Considering that Southampton fans were pining for a prolific striker in order to turn a stuttering campaign around, Fraser Forster wasn’t perhaps the first name on many lips to do that. Yet after the last five games garnered an impressive 13 points, the goalkeeper’s impact following his return to the first team could not have been more profound; a previously leaky defence has now kept five successive clean sheets.
In the first three games of that spell, the England international could have played with his eyes closed as Saints cruised to victory over Watford, West Brom and Man United whilst barely conceding a shot. But against Arsenal and West Ham, it was a different story. The trip to the Emirates in particular showed just how good a goalkeeper Forster really is, as the giant stopper was like a human wall, deflecting shot after shot to safety.
Even with a one-man disadvantage against the Hammers for most of the second half, the Saints keeper was rarely tested. But when it mattered, as Winston Reid’s point-blank header looked destined to go in, Forster came up with a last-ditch stop to lead his side to a crucial win.
As the former Celtic man was behind the second best defence in the league last season, it was perhaps difficult to really judge how good he was. For someone who stands at 6ft 7in, he seemed to not truly command his box like he perhaps should have. But as he watched Maarten Stekelenburg and the rest of the Saints defence concede some sloppy goals, perhaps the penny dropped amongst the St Mary’s faithful about how good their England international really was.
His name was loudly cheered on his return against Watford, and the effect he has just by being in goal shows that his team-mates believe in him just as much as the supporters. Stekelenburg is not a bad goalkeeper by any stretch of the imagination, but Forster seems to have that incredible ability to make the most breathtaking saves over and over again.
Whilst Jack Butland’s decent season at Stoke gave hope that England actually did have an alternative in case Joe Hart was to pick up an injury, Forster and his successful return under the watchful eye of Saints’ and England’s goalkeeping coach, Dave Watson, makes the Three Lions’ options between the sticks arguably the strongest in the squad.
But with Forster’s previous Champions League experience, perhaps he has pushed himself to the front of the queue when it comes to being Hart’s understudy.
In fact, it is not hard to imagine that Ronald Koeman’s side would have been competing in the Europa League group stages if it was the 27-year-old in goal on that rainy night in Denmark, such is the confidence that he exudes.

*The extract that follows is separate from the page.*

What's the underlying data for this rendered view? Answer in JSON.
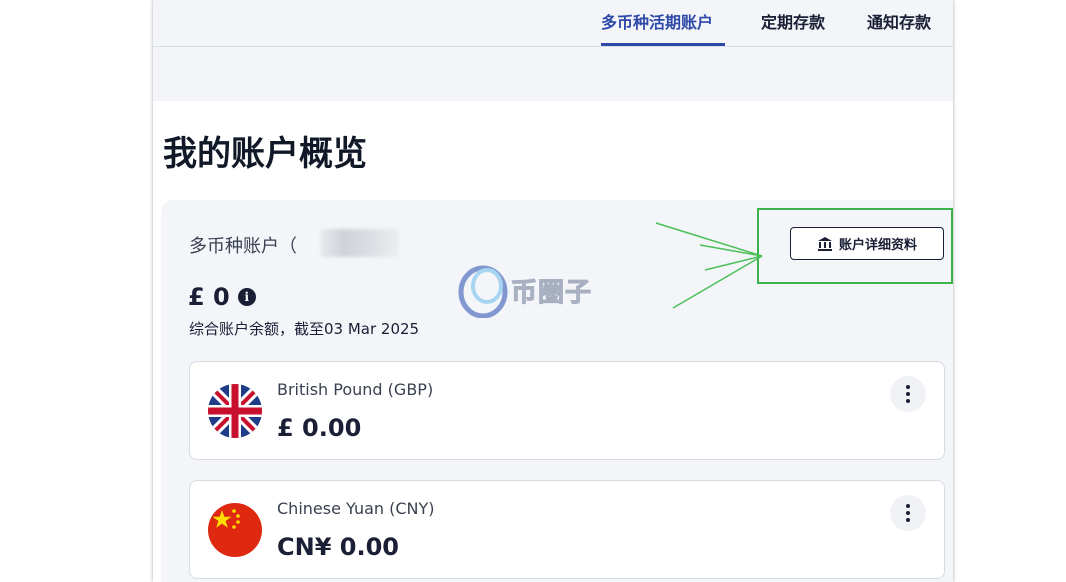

Forster is incredibly important off the pitch, too. His interviews and videos of him behind the scenes make him seem like one of the more quieter players in the group, but popular all the same. Building a core of down to earth players in a dressing room, forming a group that sticks together for a long time, is more likely to help when other players do leave, and create a real sense of community at the training ground.
Whereas Saints have rapidly soared through the English footballing pyramid, players coming and going quickly is nothing out of the ordinary. Fans may have noticed the likes of Adam Lallana and Morgan Schneiderlin leaving, but less attention has been paid to the other end of the scale; the likes of Guly, Jos Hooiveld and Richard Chaplow have all left just because they were surplus to requirements.
But as Saints are inevitably slowing down their rise up the tables, the personnel turnover is likely to follow suit. With the likes of Forster, Jose Fonte, Steven Davis all in that constant group, perhaps the gates at Staplewood will feel less like a revolving door.
Having said that, Forster is a very good goalkeeper. With the likes of Arsenal, Liverpool, Tottenham and Manchester United all likely to replace their goalkeepers in the next two seasons, perhaps the bigger clubs will come circling again at St Mary’s.
Watson even said himself that had it not been for injury that Forster would have been interesting top four clubs, and it is arguable that, going on current form, that he would be a far bigger loss than Victor Wanyama and Sadio Mané, who have both been heavily linked with moves away.
In the case of Mané, that is not a criticism of his undoubted ability but more a sign of just how good Forster is, and his ability to give performances like the one against Arsenal when it is needed.
The gentle giant has certainly made his presence count. He may not have been the fans’ expected season-changer, but that sums up the former Celtic man. Quiet and unassuming off the pitch, but when it absolutely matters, Forster will come to the rescue time and time again. It’s no wonder he’s one of Koeman’s first names on the teamsheet, and the St Mary’s faithful will hope it stays that way for a long time.